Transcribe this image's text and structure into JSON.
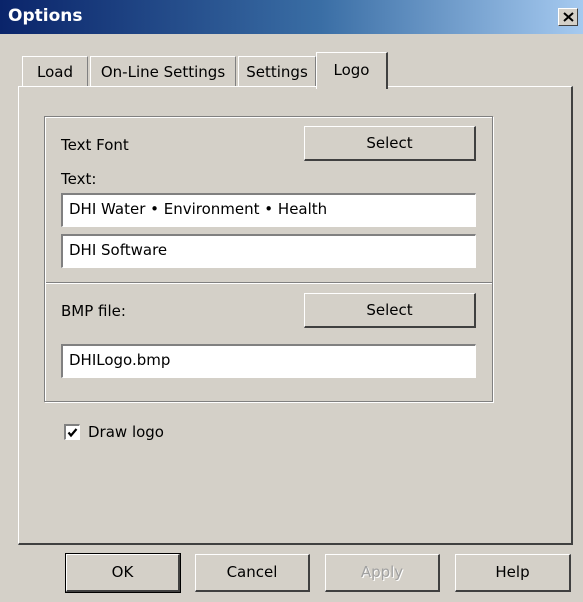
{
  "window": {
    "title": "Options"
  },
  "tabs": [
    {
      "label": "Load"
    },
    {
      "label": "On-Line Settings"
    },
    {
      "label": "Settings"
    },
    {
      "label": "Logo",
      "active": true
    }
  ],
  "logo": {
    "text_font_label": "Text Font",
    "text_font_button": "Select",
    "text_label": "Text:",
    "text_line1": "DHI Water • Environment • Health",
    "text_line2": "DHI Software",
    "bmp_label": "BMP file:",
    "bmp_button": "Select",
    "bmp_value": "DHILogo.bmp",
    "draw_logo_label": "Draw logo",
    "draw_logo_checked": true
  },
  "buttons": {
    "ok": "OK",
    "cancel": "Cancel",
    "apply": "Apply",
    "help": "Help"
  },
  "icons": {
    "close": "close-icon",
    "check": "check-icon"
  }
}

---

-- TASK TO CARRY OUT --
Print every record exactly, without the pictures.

-- FINISHED TASK --
Transcribe this image's text and structure into JSON.
{
  "window": {
    "title": "Options"
  },
  "tabs": [
    {
      "label": "Load"
    },
    {
      "label": "On-Line Settings"
    },
    {
      "label": "Settings"
    },
    {
      "label": "Logo",
      "active": true
    }
  ],
  "logo": {
    "text_font_label": "Text Font",
    "text_font_button": "Select",
    "text_label": "Text:",
    "text_line1": "DHI Water • Environment • Health",
    "text_line2": "DHI Software",
    "bmp_label": "BMP file:",
    "bmp_button": "Select",
    "bmp_value": "DHILogo.bmp",
    "draw_logo_label": "Draw logo",
    "draw_logo_checked": true
  },
  "buttons": {
    "ok": "OK",
    "cancel": "Cancel",
    "apply": "Apply",
    "help": "Help"
  },
  "icons": {
    "close": "close-icon",
    "check": "check-icon"
  }
}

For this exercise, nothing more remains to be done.